== What to do ==
Below are records that must be duplicated exactly.

[Web page and app entries]
---------------
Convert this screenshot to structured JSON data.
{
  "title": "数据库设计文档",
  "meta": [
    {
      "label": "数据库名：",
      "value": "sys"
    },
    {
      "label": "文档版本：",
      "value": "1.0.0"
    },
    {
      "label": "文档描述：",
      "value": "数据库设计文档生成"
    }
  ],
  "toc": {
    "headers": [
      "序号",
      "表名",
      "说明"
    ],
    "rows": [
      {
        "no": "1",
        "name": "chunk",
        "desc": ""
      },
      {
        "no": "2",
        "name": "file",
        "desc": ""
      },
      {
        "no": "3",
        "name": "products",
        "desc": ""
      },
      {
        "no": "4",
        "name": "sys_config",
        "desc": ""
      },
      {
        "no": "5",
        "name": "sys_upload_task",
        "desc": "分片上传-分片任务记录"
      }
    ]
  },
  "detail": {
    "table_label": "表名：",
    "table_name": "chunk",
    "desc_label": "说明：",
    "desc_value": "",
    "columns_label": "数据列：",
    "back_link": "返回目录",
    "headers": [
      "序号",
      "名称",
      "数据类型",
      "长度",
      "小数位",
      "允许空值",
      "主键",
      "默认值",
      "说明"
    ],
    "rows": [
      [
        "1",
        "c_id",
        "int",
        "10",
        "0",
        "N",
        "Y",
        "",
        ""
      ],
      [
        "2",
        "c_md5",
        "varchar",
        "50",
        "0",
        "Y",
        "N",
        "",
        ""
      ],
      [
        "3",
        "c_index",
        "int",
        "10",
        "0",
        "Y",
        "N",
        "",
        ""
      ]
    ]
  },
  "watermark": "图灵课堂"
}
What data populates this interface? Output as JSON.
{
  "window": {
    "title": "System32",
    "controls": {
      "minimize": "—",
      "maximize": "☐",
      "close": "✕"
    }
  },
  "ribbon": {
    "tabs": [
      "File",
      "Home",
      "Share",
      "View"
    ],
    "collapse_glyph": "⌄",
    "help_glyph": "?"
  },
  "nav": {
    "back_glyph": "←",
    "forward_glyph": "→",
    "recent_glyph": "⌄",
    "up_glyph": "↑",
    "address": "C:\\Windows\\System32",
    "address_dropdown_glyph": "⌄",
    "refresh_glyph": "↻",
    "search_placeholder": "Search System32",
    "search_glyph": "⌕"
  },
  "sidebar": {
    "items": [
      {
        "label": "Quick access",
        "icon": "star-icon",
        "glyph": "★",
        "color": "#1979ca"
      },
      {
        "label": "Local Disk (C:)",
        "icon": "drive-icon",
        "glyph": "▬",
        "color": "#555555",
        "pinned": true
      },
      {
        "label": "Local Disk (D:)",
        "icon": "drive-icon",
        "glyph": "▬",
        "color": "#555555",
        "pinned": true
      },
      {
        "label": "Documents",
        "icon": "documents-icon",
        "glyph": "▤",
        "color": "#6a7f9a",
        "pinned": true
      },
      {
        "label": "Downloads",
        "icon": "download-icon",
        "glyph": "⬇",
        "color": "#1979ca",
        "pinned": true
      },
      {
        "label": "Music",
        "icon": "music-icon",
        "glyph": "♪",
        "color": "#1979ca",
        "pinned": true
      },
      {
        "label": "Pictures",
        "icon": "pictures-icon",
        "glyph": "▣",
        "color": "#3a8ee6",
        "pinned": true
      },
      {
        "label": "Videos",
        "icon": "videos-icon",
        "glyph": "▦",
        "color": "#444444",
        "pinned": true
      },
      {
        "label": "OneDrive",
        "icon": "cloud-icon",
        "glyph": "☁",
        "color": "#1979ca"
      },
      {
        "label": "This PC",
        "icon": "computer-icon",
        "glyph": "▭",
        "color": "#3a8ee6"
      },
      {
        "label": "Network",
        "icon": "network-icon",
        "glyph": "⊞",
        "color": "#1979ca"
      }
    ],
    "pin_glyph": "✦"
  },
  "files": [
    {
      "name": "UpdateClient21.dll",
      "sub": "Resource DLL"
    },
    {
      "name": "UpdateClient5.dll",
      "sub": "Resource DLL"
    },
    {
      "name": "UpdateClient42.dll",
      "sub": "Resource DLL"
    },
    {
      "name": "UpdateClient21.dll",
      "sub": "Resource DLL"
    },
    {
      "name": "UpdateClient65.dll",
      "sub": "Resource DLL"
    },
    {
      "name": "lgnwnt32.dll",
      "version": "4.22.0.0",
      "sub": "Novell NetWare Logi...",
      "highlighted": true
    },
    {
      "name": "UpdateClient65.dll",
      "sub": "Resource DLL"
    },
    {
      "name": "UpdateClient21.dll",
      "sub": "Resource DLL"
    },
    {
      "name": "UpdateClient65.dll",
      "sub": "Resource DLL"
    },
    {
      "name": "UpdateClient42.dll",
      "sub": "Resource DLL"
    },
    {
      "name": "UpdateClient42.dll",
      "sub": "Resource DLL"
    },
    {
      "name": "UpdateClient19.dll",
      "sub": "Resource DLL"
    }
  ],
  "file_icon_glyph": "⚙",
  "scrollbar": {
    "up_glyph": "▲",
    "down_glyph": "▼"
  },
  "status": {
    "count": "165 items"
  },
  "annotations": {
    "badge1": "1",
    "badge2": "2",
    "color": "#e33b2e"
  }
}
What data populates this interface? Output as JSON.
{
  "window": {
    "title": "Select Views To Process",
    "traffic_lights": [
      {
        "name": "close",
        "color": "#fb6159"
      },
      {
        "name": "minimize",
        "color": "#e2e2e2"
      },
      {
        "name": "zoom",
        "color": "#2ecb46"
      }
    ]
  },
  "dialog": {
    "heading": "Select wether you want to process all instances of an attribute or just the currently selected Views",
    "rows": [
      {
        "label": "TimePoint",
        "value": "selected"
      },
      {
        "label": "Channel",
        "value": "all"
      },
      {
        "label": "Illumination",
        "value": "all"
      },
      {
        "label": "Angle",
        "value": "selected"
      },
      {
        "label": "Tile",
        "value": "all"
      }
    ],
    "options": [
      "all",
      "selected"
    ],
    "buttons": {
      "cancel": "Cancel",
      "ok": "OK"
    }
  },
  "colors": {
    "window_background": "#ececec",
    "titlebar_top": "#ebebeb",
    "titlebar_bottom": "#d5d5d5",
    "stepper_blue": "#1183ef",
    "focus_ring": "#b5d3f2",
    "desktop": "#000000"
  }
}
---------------
== Solution to this problem ==
Convert this screenshot to structured JSON data.
{
  "title": "数据库设计文档",
  "meta": [
    {
      "label": "数据库名：",
      "value": "sys"
    },
    {
      "label": "文档版本：",
      "value": "1.0.0"
    },
    {
      "label": "文档描述：",
      "value": "数据库设计文档生成"
    }
  ],
  "toc": {
    "headers": [
      "序号",
      "表名",
      "说明"
    ],
    "rows": [
      {
        "no": "1",
        "name": "chunk",
        "desc": ""
      },
      {
        "no": "2",
        "name": "file",
        "desc": ""
      },
      {
        "no": "3",
        "name": "products",
        "desc": ""
      },
      {
        "no": "4",
        "name": "sys_config",
        "desc": ""
      },
      {
        "no": "5",
        "name": "sys_upload_task",
        "desc": "分片上传-分片任务记录"
      }
    ]
  },
  "detail": {
    "table_label": "表名：",
    "table_name": "chunk",
    "desc_label": "说明：",
    "desc_value": "",
    "columns_label": "数据列：",
    "back_link": "返回目录",
    "headers": [
      "序号",
      "名称",
      "数据类型",
      "长度",
      "小数位",
      "允许空值",
      "主键",
      "默认值",
      "说明"
    ],
    "rows": [
      [
        "1",
        "c_id",
        "int",
        "10",
        "0",
        "N",
        "Y",
        "",
        ""
      ],
      [
        "2",
        "c_md5",
        "varchar",
        "50",
        "0",
        "Y",
        "N",
        "",
        ""
      ],
      [
        "3",
        "c_index",
        "int",
        "10",
        "0",
        "Y",
        "N",
        "",
        ""
      ]
    ]
  },
  "watermark": "图灵课堂"
}
What data populates this interface? Output as JSON.
{
  "window": {
    "title": "System32",
    "controls": {
      "minimize": "—",
      "maximize": "☐",
      "close": "✕"
    }
  },
  "ribbon": {
    "tabs": [
      "File",
      "Home",
      "Share",
      "View"
    ],
    "collapse_glyph": "⌄",
    "help_glyph": "?"
  },
  "nav": {
    "back_glyph": "←",
    "forward_glyph": "→",
    "recent_glyph": "⌄",
    "up_glyph": "↑",
    "address": "C:\\Windows\\System32",
    "address_dropdown_glyph": "⌄",
    "refresh_glyph": "↻",
    "search_placeholder": "Search System32",
    "search_glyph": "⌕"
  },
  "sidebar": {
    "items": [
      {
        "label": "Quick access",
        "icon": "star-icon",
        "glyph": "★",
        "color": "#1979ca"
      },
      {
        "label": "Local Disk (C:)",
        "icon": "drive-icon",
        "glyph": "▬",
        "color": "#555555",
        "pinned": true
      },
      {
        "label": "Local Disk (D:)",
        "icon": "drive-icon",
        "glyph": "▬",
        "color": "#555555",
        "pinned": true
      },
      {
        "label": "Documents",
        "icon": "documents-icon",
        "glyph": "▤",
        "color": "#6a7f9a",
        "pinned": true
      },
      {
        "label": "Downloads",
        "icon": "download-icon",
        "glyph": "⬇",
        "color": "#1979ca",
        "pinned": true
      },
      {
        "label": "Music",
        "icon": "music-icon",
        "glyph": "♪",
        "color": "#1979ca",
        "pinned": true
      },
      {
        "label": "Pictures",
        "icon": "pictures-icon",
        "glyph": "▣",
        "color": "#3a8ee6",
        "pinned": true
      },
      {
        "label": "Videos",
        "icon": "videos-icon",
        "glyph": "▦",
        "color": "#444444",
        "pinned": true
      },
      {
        "label": "OneDrive",
        "icon": "cloud-icon",
        "glyph": "☁",
        "color": "#1979ca"
      },
      {
        "label": "This PC",
        "icon": "computer-icon",
        "glyph": "▭",
        "color": "#3a8ee6"
      },
      {
        "label": "Network",
        "icon": "network-icon",
        "glyph": "⊞",
        "color": "#1979ca"
      }
    ],
    "pin_glyph": "✦"
  },
  "files": [
    {
      "name": "UpdateClient21.dll",
      "sub": "Resource DLL"
    },
    {
      "name": "UpdateClient5.dll",
      "sub": "Resource DLL"
    },
    {
      "name": "UpdateClient42.dll",
      "sub": "Resource DLL"
    },
    {
      "name": "UpdateClient21.dll",
      "sub": "Resource DLL"
    },
    {
      "name": "UpdateClient65.dll",
      "sub": "Resource DLL"
    },
    {
      "name": "lgnwnt32.dll",
      "version": "4.22.0.0",
      "sub": "Novell NetWare Logi...",
      "highlighted": true
    },
    {
      "name": "UpdateClient65.dll",
      "sub": "Resource DLL"
    },
    {
      "name": "UpdateClient21.dll",
      "sub": "Resource DLL"
    },
    {
      "name": "UpdateClient65.dll",
      "sub": "Resource DLL"
    },
    {
      "name": "UpdateClient42.dll",
      "sub": "Resource DLL"
    },
    {
      "name": "UpdateClient42.dll",
      "sub": "Resource DLL"
    },
    {
      "name": "UpdateClient19.dll",
      "sub": "Resource DLL"
    }
  ],
  "file_icon_glyph": "⚙",
  "scrollbar": {
    "up_glyph": "▲",
    "down_glyph": "▼"
  },
  "status": {
    "count": "165 items"
  },
  "annotations": {
    "badge1": "1",
    "badge2": "2",
    "color": "#e33b2e"
  }
}
What data populates this interface? Output as JSON.
{
  "window": {
    "title": "Select Views To Process",
    "traffic_lights": [
      {
        "name": "close",
        "color": "#fb6159"
      },
      {
        "name": "minimize",
        "color": "#e2e2e2"
      },
      {
        "name": "zoom",
        "color": "#2ecb46"
      }
    ]
  },
  "dialog": {
    "heading": "Select wether you want to process all instances of an attribute or just the currently selected Views",
    "rows": [
      {
        "label": "TimePoint",
        "value": "selected"
      },
      {
        "label": "Channel",
        "value": "all"
      },
      {
        "label": "Illumination",
        "value": "all"
      },
      {
        "label": "Angle",
        "value": "selected"
      },
      {
        "label": "Tile",
        "value": "all"
      }
    ],
    "options": [
      "all",
      "selected"
    ],
    "buttons": {
      "cancel": "Cancel",
      "ok": "OK"
    }
  },
  "colors": {
    "window_background": "#ececec",
    "titlebar_top": "#ebebeb",
    "titlebar_bottom": "#d5d5d5",
    "stepper_blue": "#1183ef",
    "focus_ring": "#b5d3f2",
    "desktop": "#000000"
  }
}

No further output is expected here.